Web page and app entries
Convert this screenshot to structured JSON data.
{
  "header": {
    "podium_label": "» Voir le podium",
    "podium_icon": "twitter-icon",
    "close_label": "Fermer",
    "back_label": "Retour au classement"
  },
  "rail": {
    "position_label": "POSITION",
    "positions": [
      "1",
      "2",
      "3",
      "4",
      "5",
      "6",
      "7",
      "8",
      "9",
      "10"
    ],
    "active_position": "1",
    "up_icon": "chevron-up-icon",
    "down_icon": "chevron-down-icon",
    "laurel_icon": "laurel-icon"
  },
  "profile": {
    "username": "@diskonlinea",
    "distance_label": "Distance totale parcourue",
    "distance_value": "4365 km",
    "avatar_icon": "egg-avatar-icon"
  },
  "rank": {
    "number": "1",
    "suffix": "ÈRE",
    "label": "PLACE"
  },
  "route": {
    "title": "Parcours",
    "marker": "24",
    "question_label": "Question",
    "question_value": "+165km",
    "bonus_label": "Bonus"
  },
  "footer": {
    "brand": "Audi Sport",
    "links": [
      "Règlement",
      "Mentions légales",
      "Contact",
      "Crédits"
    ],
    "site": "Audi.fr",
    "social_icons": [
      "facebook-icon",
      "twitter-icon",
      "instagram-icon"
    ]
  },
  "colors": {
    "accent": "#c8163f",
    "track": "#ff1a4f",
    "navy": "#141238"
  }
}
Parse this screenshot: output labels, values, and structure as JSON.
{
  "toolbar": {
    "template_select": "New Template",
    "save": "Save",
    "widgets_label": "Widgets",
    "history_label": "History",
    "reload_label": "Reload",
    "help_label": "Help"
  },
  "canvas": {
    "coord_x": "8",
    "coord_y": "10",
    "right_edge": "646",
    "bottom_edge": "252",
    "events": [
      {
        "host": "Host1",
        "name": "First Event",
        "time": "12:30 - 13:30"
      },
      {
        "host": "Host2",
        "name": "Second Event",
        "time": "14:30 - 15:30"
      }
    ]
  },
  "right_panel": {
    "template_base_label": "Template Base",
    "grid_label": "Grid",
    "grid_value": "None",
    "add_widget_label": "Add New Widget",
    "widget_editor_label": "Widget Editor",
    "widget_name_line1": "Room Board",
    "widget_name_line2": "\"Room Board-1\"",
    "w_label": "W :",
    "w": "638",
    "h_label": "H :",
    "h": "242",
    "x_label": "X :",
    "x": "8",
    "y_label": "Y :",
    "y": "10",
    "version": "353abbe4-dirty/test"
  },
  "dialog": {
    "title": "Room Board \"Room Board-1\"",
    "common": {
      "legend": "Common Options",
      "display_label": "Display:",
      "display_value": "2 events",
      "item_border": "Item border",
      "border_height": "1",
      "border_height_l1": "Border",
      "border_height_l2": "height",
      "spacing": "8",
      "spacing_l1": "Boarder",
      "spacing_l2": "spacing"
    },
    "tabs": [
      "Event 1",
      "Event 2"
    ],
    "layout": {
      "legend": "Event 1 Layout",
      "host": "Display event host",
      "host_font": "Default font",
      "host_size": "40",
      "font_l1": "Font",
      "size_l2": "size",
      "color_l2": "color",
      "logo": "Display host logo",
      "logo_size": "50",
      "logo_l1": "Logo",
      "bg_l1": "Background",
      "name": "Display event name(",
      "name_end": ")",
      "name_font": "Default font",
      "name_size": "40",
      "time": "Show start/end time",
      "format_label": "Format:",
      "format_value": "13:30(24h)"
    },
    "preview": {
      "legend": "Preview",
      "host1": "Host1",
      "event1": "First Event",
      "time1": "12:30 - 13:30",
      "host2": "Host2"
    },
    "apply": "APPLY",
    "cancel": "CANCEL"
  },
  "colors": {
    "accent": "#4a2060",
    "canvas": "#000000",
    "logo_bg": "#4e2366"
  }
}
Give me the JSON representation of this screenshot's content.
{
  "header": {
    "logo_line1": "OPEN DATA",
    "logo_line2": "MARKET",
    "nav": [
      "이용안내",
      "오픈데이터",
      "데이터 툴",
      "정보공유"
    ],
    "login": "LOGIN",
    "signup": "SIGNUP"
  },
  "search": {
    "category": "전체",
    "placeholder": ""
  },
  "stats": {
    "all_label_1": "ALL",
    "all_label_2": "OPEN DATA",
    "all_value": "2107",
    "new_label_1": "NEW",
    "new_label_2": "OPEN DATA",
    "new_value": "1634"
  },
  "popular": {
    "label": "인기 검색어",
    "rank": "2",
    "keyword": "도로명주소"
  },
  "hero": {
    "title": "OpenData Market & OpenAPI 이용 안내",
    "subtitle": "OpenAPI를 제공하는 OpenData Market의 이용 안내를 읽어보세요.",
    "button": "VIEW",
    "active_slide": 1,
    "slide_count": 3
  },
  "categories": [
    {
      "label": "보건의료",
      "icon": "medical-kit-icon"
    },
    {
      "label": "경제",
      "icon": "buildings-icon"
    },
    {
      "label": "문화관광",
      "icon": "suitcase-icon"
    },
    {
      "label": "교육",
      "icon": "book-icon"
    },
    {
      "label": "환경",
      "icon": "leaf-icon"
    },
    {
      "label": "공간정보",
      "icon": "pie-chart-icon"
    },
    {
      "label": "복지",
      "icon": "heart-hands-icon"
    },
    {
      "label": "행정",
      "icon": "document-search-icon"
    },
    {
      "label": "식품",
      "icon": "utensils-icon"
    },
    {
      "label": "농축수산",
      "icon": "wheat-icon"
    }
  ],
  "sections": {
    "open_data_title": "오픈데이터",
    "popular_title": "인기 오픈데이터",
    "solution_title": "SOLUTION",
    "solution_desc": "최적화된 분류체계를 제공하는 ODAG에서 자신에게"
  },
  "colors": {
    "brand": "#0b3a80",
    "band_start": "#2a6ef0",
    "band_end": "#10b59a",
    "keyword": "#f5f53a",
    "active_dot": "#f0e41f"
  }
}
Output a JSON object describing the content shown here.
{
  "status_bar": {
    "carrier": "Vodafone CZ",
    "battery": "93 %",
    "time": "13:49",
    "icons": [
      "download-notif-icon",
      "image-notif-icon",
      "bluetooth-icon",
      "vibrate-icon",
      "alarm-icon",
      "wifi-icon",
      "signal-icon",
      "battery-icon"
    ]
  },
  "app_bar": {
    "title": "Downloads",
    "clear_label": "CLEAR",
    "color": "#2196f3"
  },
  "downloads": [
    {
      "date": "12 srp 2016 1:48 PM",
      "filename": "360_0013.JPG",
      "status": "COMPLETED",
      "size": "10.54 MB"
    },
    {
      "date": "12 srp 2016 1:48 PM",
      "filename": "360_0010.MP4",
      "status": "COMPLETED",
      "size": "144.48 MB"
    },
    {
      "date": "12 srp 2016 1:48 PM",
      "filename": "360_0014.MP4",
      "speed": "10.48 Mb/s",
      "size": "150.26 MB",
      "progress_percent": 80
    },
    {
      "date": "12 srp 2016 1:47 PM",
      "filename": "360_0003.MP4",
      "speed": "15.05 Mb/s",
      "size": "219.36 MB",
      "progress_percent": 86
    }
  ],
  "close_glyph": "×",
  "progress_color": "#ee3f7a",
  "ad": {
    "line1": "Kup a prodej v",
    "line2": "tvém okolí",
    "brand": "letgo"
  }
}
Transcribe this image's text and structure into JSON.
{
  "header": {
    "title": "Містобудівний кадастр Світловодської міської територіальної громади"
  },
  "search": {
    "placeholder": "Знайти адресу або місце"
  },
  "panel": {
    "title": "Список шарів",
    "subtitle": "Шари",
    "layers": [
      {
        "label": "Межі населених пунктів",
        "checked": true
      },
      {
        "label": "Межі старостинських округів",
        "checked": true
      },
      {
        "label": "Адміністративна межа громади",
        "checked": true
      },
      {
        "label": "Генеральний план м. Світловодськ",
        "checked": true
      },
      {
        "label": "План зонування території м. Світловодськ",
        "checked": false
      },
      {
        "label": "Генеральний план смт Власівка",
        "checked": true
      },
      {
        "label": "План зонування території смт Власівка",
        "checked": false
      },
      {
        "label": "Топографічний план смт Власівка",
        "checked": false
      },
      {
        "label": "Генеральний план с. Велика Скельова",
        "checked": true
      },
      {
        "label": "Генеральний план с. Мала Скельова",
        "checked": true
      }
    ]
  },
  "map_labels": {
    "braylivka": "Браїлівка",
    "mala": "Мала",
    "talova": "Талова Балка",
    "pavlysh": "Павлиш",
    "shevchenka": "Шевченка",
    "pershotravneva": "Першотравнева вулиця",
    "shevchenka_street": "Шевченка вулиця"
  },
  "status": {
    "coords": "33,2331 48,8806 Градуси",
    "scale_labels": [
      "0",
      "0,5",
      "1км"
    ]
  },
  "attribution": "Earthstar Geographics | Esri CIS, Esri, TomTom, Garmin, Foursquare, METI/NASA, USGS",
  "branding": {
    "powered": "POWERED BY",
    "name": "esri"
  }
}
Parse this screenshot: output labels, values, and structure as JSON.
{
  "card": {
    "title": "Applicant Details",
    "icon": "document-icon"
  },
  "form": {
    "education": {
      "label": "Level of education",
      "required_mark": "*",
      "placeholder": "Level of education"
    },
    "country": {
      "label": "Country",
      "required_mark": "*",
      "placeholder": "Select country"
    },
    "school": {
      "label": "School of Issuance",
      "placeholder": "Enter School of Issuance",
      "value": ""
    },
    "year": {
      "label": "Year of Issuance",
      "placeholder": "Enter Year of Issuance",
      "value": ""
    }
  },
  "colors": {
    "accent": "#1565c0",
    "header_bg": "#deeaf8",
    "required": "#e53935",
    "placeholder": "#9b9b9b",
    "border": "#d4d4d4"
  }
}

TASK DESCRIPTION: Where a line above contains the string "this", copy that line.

OUTPUT OF THE TASK:
Convert this screenshot to structured JSON data.
Parse this screenshot: output labels, values, and structure as JSON.
Give me the JSON representation of this screenshot's content.
Transcribe this image's text and structure into JSON.
Parse this screenshot: output labels, values, and structure as JSON.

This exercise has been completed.